For Paula Harmon, Gardens of Grace is a labour of love.
She started the non-profit in 2017, shortly after the loss of her three-year-old daughter Grace, who died of complications that arose from her premature birth.
It was the family’s second loss. Grace’s fraternal twin passed away at 17 weeks’ gestation, due to a food-borne infection during pregnancy. In the hospital, Harmon said she received little support or direction on how to cope with her grief.
“We were given some papers in the hospital that we didn’t read, that we tossed away because we didn’t want to think about it,” she explained. “There was no emphasis on memory-making, there was no advice given as to where we could get information.”
Gardens of Grace aims to fill in that gap, offering community-led peer support and information for parents. The group is working on brochures to de-stigmatize the topic and advise employers and extended family on how they can help others going through pregnancy, child and infant loss.
It also has a crafting group that makes outfits for infants who are too small for commercial clothing. It’s important for memory-making, said Harmon, an import part of the precious time spent between parents and their baby, before the baby is taken away.

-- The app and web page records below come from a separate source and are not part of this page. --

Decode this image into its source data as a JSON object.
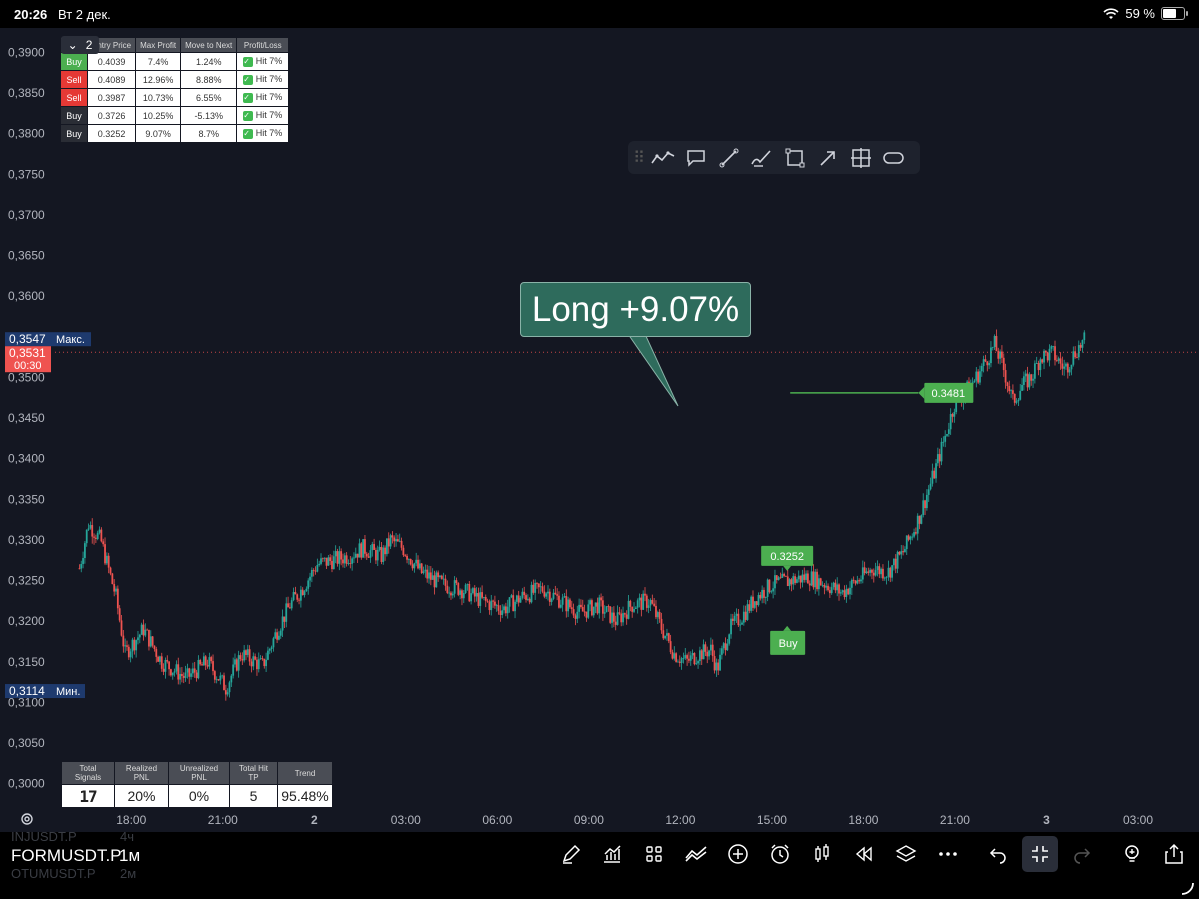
{
  "status": {
    "time": "20:26",
    "date": "Вт 2 дек.",
    "battery": "59 %",
    "battery_level": 0.59
  },
  "chart_data": {
    "type": "candlestick",
    "symbol": "FORMUSDT.P",
    "timeframe": "1м",
    "ylim": [
      0.2975,
      0.393
    ],
    "y_ticks": [
      "0,3900",
      "0,3850",
      "0,3800",
      "0,3750",
      "0,3700",
      "0,3650",
      "0,3600",
      "0,3500",
      "0,3450",
      "0,3400",
      "0,3350",
      "0,3300",
      "0,3250",
      "0,3200",
      "0,3150",
      "0,3100",
      "0,3050",
      "0,3000"
    ],
    "x_ticks": [
      "18:00",
      "21:00",
      "2",
      "03:00",
      "06:00",
      "09:00",
      "12:00",
      "15:00",
      "18:00",
      "21:00",
      "3",
      "03:00"
    ],
    "x_tick_hours": [
      18,
      21,
      24,
      27,
      30,
      33,
      36,
      39,
      42,
      45,
      48,
      51
    ],
    "x_tick_bold": [
      false,
      false,
      true,
      false,
      false,
      false,
      false,
      false,
      false,
      false,
      true,
      false
    ],
    "x_range_hours": [
      15.5,
      53
    ],
    "price_path": [
      [
        16.3,
        0.3265
      ],
      [
        16.6,
        0.332
      ],
      [
        17.0,
        0.33
      ],
      [
        17.5,
        0.323
      ],
      [
        17.8,
        0.316
      ],
      [
        18.4,
        0.319
      ],
      [
        19.0,
        0.315
      ],
      [
        19.8,
        0.313
      ],
      [
        20.5,
        0.315
      ],
      [
        21.1,
        0.3118
      ],
      [
        21.6,
        0.316
      ],
      [
        22.3,
        0.3145
      ],
      [
        22.8,
        0.319
      ],
      [
        23.2,
        0.322
      ],
      [
        23.6,
        0.324
      ],
      [
        24.1,
        0.327
      ],
      [
        24.6,
        0.3275
      ],
      [
        25.1,
        0.328
      ],
      [
        25.6,
        0.329
      ],
      [
        26.2,
        0.328
      ],
      [
        26.5,
        0.33
      ],
      [
        26.9,
        0.329
      ],
      [
        27.5,
        0.326
      ],
      [
        28.2,
        0.3245
      ],
      [
        28.8,
        0.324
      ],
      [
        29.5,
        0.3225
      ],
      [
        30.2,
        0.3215
      ],
      [
        30.8,
        0.323
      ],
      [
        31.5,
        0.324
      ],
      [
        32.1,
        0.3225
      ],
      [
        32.7,
        0.321
      ],
      [
        33.3,
        0.322
      ],
      [
        33.9,
        0.32
      ],
      [
        34.4,
        0.322
      ],
      [
        35.0,
        0.3225
      ],
      [
        35.4,
        0.319
      ],
      [
        35.8,
        0.316
      ],
      [
        36.2,
        0.315
      ],
      [
        36.6,
        0.316
      ],
      [
        37.0,
        0.3165
      ],
      [
        37.2,
        0.314
      ],
      [
        37.6,
        0.319
      ],
      [
        38.1,
        0.321
      ],
      [
        38.5,
        0.323
      ],
      [
        39.0,
        0.3245
      ],
      [
        39.6,
        0.325
      ],
      [
        40.2,
        0.3255
      ],
      [
        40.8,
        0.3245
      ],
      [
        41.3,
        0.3235
      ],
      [
        41.8,
        0.325
      ],
      [
        42.3,
        0.3265
      ],
      [
        42.8,
        0.326
      ],
      [
        43.3,
        0.3285
      ],
      [
        43.8,
        0.3325
      ],
      [
        44.3,
        0.338
      ],
      [
        44.7,
        0.343
      ],
      [
        45.0,
        0.347
      ],
      [
        45.3,
        0.348
      ],
      [
        45.7,
        0.35
      ],
      [
        46.0,
        0.352
      ],
      [
        46.3,
        0.354
      ],
      [
        46.6,
        0.351
      ],
      [
        46.9,
        0.347
      ],
      [
        47.2,
        0.349
      ],
      [
        47.5,
        0.35
      ],
      [
        47.8,
        0.3525
      ],
      [
        48.2,
        0.353
      ],
      [
        48.6,
        0.351
      ],
      [
        49.0,
        0.3535
      ],
      [
        49.3,
        0.3547
      ]
    ],
    "current_price": "0,3531",
    "countdown": "00:30",
    "max_label": "Макс.",
    "max_value": "0,3547",
    "min_label": "Мин.",
    "min_value": "0,3114",
    "entry_price_label": "0.3252",
    "entry_marker_label": "Buy",
    "entry_time_hours": 39.5,
    "entry_price": 0.3252,
    "target_label": "0.3481",
    "target_price": 0.3481,
    "target_line_hours": [
      39.6,
      43.8
    ],
    "colors": {
      "up": "#26a69a",
      "down": "#ef5350",
      "signal": "#4caf50",
      "current": "#ef5350",
      "minmax": "#2962ff"
    }
  },
  "callout": {
    "text": "Long +9.07%"
  },
  "signals_table": {
    "collapse_count": "2",
    "headers": [
      "Entry Price",
      "Max Profit",
      "Move to Next",
      "Profit/Loss"
    ],
    "rows": [
      {
        "side": "Buy",
        "side_class": "buy",
        "entry": "0.4039",
        "max": "7.4%",
        "move": "1.24%",
        "pl": "Hit 7%"
      },
      {
        "side": "Sell",
        "side_class": "sell",
        "entry": "0.4089",
        "max": "12.96%",
        "move": "8.88%",
        "pl": "Hit 7%"
      },
      {
        "side": "Sell",
        "side_class": "sell",
        "entry": "0.3987",
        "max": "10.73%",
        "move": "6.55%",
        "pl": "Hit 7%"
      },
      {
        "side": "Buy",
        "side_class": "buy2",
        "entry": "0.3726",
        "max": "10.25%",
        "move": "-5.13%",
        "pl": "Hit 7%"
      },
      {
        "side": "Buy",
        "side_class": "buy2",
        "entry": "0.3252",
        "max": "9.07%",
        "move": "8.7%",
        "pl": "Hit 7%"
      }
    ]
  },
  "stats_table": {
    "headers": [
      "Total Signals",
      "Realized PNL",
      "Unrealized PNL",
      "Total Hit TP",
      "Trend"
    ],
    "values": [
      "17",
      "20%",
      "0%",
      "5",
      "95.48%"
    ]
  },
  "drawing_toolbar": {
    "tools": [
      "trend-line-icon",
      "callout-icon",
      "line-icon",
      "brush-icon",
      "rectangle-icon",
      "arrow-icon",
      "crosshair-box-icon",
      "ellipse-shape-icon"
    ]
  },
  "bottom": {
    "prev_symbol": "INJUSDT.P",
    "prev_tf": "4ч",
    "symbol": "FORMUSDT.P",
    "timeframe": "1м",
    "next_symbol": "OTUMUSDT.P",
    "next_tf": "2м",
    "tools": [
      "pencil-icon",
      "indicators-icon",
      "layout-grid-icon",
      "compare-icon",
      "add-icon",
      "alert-clock-icon",
      "candles-icon",
      "replay-icon",
      "layers-icon",
      "more-icon",
      "undo-icon",
      "fullscreen-exit-icon",
      "redo-icon",
      "bulb-icon",
      "share-icon"
    ]
  }
}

It’s a service Jessica Weatherbee, who crafts for Gardens of Grace, wishes she had when she lost her son at 23 weeks.
‘It’s a pity you are beautiful,’ Russians told Ukrainian police officer as they tortured her
Extreme cold one day, balmy the next: Alberta’s yo-yoing temperatures a literal headache for many

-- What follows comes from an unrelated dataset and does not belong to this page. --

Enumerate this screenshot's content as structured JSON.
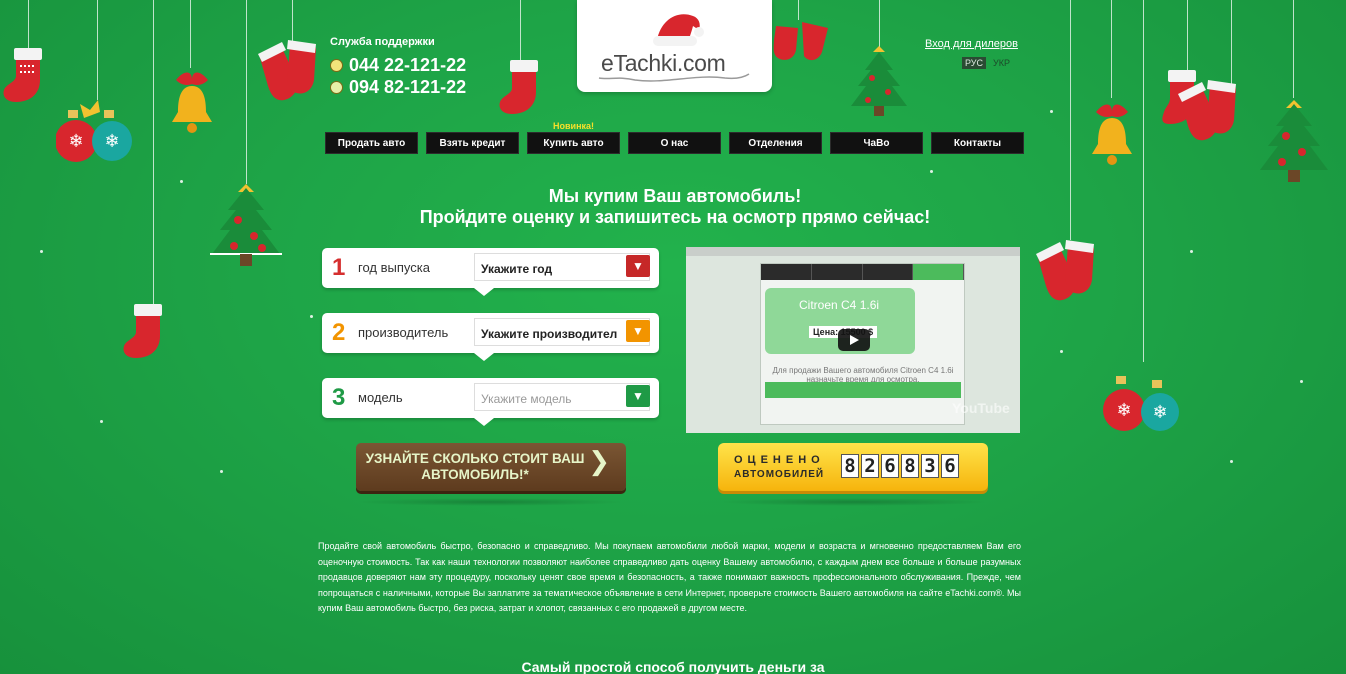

“We had just an over-sized sleeper to dress him in, so we had kind of tucked it in on the sides and tried to make it look nice so when we took pictures, it didn’t look like he was just engulfed in clothes,” she told Global News.
Sewing tiny outfits for other parents, she added, is therapeutic.
“When you lose a baby it’s kind of like your way of being a parent to them. So you just make these things to try and make these experiences better for other parents who had to go through it.”
WATCH: Hockey tournament turns grief into something positive
Gardens of Grace also goes to bat for systemic change. At the federal level, it has joined a community of advocates calling for changes to Employment Insurance that would provide income support for up to 15 weeks for parents grieving the loss of an infant child.
It’s one of the recommendations that came out of the HUMA Committee’s report to the House of Commons on improving bereavement care for parents.
“Currently, if a family loses a child after it’s been born and, say, the dad is on parental leave, he has to go to work the following week. His parental leave is cut off immediately,” said Harmon.
In Nova Scotia, the group advocates for standardized protocols in the care of grieving parents, and mandatory, regular bereavement training. The existing approach, Harmon said, is piecemeal.
“If a parent comes in on one shift, they may be treated totally different than a parent that comes in on the next shift, just depending on the mindset of the nurse, possibly, because there is no set standard of care for loss,” Harmon explained.
Asked about the possibility of implementing such services, Health Minister Randy Delorey said he wasn’t sure what the existing policy is, but recognized the challenge for parents dealing with loss.
“I think in terms of the frontline operational policy, I’d have to check in with the Nova Scotia Health Authority which runs the health care facilities in terms of the health care policies they’d have in place for their staff,” he said in an interview.
Global News reached out for comment on this story from the NSHA and IWK Health Centre, but neither had anyone available for an interview before press time.